Energy and Newton's Laws are closely related as they both play a crucial role in understanding the motion and behavior of objects. Newton's Laws describe the fundamental principles of motion, while energy is the ability of an object to do work. These two concepts work together to explain how objects move and interact with each other.

## 2. How do Newton's Laws affect energy?

Newton's Laws have a direct impact on energy. The first law states that an object will remain at rest or in motion unless acted upon by an external force. This means that an object's energy will remain constant unless an external force is applied to change it. The second law relates the force applied to an object to its acceleration, which in turn affects its kinetic energy. And the third law states that for every action, there is an equal and opposite reaction, which can also affect an object's energy.

## 3. Can energy be created or destroyed according to Newton's Laws?

No, according to the law of conservation of energy, energy cannot be created or destroyed, it can only be transferred from one form to another.
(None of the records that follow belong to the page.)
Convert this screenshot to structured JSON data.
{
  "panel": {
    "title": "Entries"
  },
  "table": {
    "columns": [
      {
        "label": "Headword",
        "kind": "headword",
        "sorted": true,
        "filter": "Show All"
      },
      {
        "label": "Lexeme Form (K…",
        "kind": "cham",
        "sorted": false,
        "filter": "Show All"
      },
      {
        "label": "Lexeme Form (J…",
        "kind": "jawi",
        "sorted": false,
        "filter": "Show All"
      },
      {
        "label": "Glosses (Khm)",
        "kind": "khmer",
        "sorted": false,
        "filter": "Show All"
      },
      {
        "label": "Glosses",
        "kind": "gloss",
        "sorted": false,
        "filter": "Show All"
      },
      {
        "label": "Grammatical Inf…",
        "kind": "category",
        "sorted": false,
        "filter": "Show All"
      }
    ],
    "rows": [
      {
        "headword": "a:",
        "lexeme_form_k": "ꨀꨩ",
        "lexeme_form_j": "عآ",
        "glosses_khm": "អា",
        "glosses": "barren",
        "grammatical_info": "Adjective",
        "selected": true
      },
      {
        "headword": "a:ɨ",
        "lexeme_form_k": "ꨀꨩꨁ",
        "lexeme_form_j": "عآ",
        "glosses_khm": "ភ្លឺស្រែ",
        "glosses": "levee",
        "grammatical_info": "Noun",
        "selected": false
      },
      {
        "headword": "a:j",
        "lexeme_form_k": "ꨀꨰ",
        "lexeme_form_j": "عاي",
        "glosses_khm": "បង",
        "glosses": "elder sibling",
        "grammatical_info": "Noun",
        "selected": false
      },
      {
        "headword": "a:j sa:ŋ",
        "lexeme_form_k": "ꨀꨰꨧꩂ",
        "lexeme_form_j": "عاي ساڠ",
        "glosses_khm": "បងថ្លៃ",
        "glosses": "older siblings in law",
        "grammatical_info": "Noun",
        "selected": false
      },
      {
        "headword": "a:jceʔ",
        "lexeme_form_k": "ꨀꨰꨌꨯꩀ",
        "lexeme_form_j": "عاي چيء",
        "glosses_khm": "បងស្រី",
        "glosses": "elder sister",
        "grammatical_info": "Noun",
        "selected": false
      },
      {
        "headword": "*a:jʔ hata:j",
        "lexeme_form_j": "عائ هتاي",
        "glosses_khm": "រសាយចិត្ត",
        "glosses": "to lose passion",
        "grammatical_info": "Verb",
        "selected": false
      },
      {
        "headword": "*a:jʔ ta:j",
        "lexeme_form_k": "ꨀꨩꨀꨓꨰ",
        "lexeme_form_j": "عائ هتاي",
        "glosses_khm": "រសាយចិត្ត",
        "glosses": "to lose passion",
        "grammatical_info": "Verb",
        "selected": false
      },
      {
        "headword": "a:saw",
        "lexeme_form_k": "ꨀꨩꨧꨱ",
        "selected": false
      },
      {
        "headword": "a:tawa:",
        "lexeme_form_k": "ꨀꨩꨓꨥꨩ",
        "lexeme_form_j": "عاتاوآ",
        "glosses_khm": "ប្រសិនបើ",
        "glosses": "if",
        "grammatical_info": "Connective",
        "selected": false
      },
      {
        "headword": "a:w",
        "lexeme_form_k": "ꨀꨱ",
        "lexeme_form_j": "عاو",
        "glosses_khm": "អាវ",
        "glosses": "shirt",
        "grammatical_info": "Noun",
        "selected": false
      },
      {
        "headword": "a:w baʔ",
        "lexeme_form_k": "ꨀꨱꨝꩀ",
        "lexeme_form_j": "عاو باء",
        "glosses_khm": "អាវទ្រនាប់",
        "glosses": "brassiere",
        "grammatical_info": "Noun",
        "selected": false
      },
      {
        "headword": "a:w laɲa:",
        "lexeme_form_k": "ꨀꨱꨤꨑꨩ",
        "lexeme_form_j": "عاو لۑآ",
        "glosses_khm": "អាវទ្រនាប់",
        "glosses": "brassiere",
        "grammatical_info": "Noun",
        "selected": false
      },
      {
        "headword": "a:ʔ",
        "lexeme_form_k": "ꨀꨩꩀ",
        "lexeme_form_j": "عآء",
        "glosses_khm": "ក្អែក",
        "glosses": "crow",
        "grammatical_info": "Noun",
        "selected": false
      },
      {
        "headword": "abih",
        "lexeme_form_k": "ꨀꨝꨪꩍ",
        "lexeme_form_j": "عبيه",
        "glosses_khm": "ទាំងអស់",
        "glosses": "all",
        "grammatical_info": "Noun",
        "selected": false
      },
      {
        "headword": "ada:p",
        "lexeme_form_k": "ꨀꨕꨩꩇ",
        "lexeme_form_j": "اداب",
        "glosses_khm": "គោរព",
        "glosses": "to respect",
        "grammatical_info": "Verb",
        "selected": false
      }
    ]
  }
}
This is in accordance with Newton's Laws, which state that energy is always conserved in a closed system. This means that the total amount of energy in a system remains constant, even if it changes form.

## 4. How does potential energy relate to Newton's Laws?

Potential energy is a type of energy that an object possesses due to its position or state. According to Newton's Laws, an object at rest has potential energy because it has the potential to move if acted upon by an external force. This potential energy can be converted into kinetic energy when the object is set in motion.

## 5. Why is understanding the relationship between energy and Newton's Laws important?

Understanding the relationship between energy and Newton's Laws is essential for understanding the behavior of objects in motion and predicting their movements. It also helps in solving real-world problems and designing technologies, such as machines and vehicles, that rely on the principles of energy and motion.